1. As a fake food so you can eat Paleo or Dukan or Atkins but feel like you're eating something more 'normal' when you've got a "can't be ignored" noodle craving.
2. You're on a low-carb diet but want to save your carb allowance for something else, say a decadent chocolate dessert.
If you love those clear thin cellophane noodles, then these are a close second. They're not my cuppa tea. But they were a darn good copy.
Konjac – what is it?
Konjac (Amorphophallus konjac) is an Asian root vegetable similar to a potato in texture but without the starchy carbs or protein or kilojoules.
Known as konnyaku potato, devil's tongue, devil’s taro or elephant yam, konjac has been grown in China, Korea, Japan and most of south-east Asia for hundreds of years.
Konjac root is composed of water and fibre. It can be ground into flour, boiled and shaped into a substitute for wheaten pasta or rice noodles. For instance, the Japanese traditionally make konnyaku or shirataki noodles by mixing konjac flour with water and limewater (calcium hydroxide). It is then boiled and cooled to solidify into its noodle lengths. Because it’s so delicate, you’ll see it sold in plastic bags with its accompanying water. You may have eaten it in sukiyaki and oden.
Background on glucomannan

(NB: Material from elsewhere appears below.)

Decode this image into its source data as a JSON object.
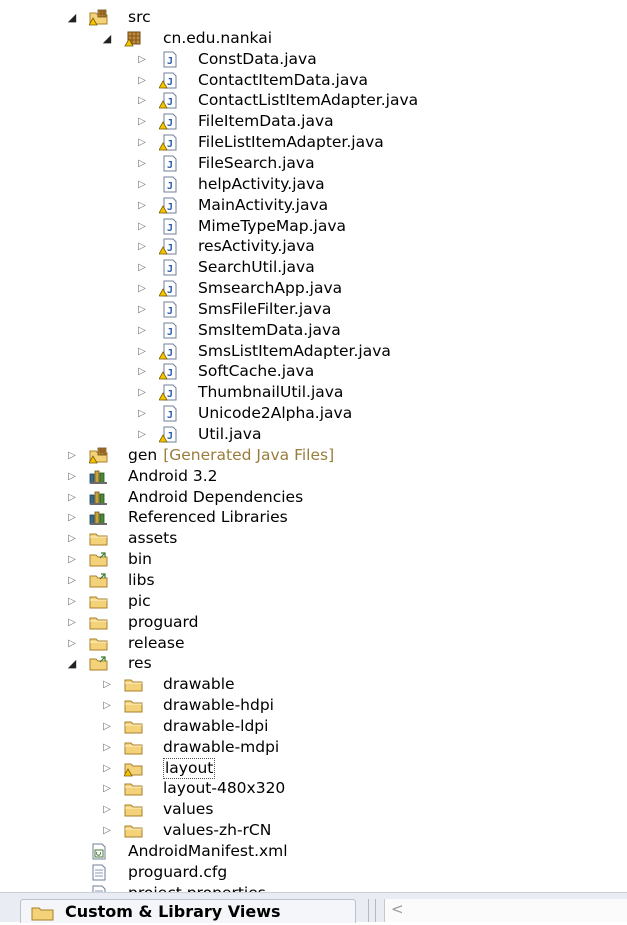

Konjac consists of some 40 per cent of a type of soluble fibre called glucomannan, which is one of the most viscous fibres known with the highest water holding capacity of any food fibre. These strong setting qualities are sought after and it’s often used as a vegetarian substitute for gelatin.
Like other soluble fibres such as guar or psyllium, glucomannan has the ability to slow down the passage of food though the digestive tract and lower cholesterol. They help you feel fuller so you’re less likely to tuck into after-dinner sweets or chocolates.
Several studies testify to its power to delay absorption and it’s been suggested as important in diabetic and weight loss diets.
There’s not a huge number of studies but three well-controlled projects reported that glucomannan lowered cholesterol, triglycerides and body weight and kept blood sugars levels lower in diabetic subjects but it had to be taken every day for several weeks.
Konjac jelly cups recall and ban in 2004
You may associate the term konjac with bad press ten years ago. Mini-cup jelly lollies for kids which were made with konjac as the gelling agent were recalled in 2001 then banned in 2004 due to the possibility of choking. The jelly produced by the konjac was so strong it caused the sweet to “stick” inside the throat, causing a constriction of the airways and choking.
Fifteen deaths around the world have been linked to choking episodes caused by this type of jelly cup, including eight in Japan, five in the US and one in Australia in 2000.
Konjac in other forms is not a problem. It was simply the small size and stickiness of these jelly cups.